Cyprus must follow reforms: Merkel
German Chancellor Angela Merkel urged Cyprus on Friday to follow economic reforms, two days after saying the eurozone bailout candidate will not see any special terms as it seeks an aid package.
Merkel, who is attending an extraordinary summit of the centre-right European People's Party in the port city of Limassol, also said the reportedly 17 billion euro ($22 billion) bailout package will not be "decided now."
"We are here today to study the situation of Cyprus and the situation in other European countries," Merkel, speaking in German, told reporters before attending the summit.
"I will say to Cyprus that the task will be such that on one side it must follow reforms and on the other side there has to be solidarity from other European countries."
Merkel did not clarify what reforms Cyprus must undertake, but the island has already pushed through tough austerity measures to meet the demands of eurozone creditors for more than one billion euros in cuts and savings.
Merkel also said that a package being hammered out in talks between Cyprus and the "troika" of the European Commission, the European Central Bank and the International Monetary Fund "are not at the stage to decide now."
Her remarks echoed those made on Wednesday, when she said there would be no exceptional terms for Cyprus and that talks are likely to continue for some time.
"There are no special conditions for Cyprus... We have generally accepted rules in Europe and we are a long way from finishing the negotiations," she said.
Meanwhile, Moody's downgraded Cyprus's government bond rating by three notches from B3 to Caa3 on Thursday, citing the anticipated increase in the government's debt burden.
The downgrade to middle-range junk bond status was driven by the further increase in the amount of government support Cypriot banks are likely to require.
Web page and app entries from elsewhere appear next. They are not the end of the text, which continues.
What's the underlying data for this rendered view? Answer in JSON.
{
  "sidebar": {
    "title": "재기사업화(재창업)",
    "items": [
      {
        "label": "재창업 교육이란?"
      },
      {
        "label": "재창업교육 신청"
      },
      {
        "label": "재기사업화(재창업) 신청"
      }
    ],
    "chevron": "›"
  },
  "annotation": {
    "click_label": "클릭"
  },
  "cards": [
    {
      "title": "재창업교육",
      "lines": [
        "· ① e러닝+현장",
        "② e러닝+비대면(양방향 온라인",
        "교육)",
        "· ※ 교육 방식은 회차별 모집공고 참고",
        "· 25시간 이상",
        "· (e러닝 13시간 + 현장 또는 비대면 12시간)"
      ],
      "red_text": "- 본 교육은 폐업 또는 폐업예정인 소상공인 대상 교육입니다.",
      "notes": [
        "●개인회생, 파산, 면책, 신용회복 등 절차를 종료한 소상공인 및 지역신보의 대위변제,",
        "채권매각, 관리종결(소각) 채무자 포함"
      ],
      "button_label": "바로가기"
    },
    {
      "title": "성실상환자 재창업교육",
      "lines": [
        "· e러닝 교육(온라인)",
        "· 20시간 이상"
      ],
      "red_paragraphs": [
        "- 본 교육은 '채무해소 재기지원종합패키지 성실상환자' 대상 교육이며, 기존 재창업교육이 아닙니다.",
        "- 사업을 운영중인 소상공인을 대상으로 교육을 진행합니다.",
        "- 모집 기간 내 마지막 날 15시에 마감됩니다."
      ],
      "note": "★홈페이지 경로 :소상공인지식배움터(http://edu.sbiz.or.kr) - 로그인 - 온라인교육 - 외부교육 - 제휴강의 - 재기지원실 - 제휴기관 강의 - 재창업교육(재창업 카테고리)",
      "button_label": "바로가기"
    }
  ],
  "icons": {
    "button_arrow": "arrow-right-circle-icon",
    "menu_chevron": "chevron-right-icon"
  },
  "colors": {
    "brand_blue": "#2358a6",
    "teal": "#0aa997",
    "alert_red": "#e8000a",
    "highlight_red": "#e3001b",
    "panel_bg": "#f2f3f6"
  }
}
Cyprus's banks face rising delinquencies on loans to Greek and Cypriot customers.
Thursday's downgrade is the latest by a major ratings agency of debt-plagued Cyprus.
© 2013 AFP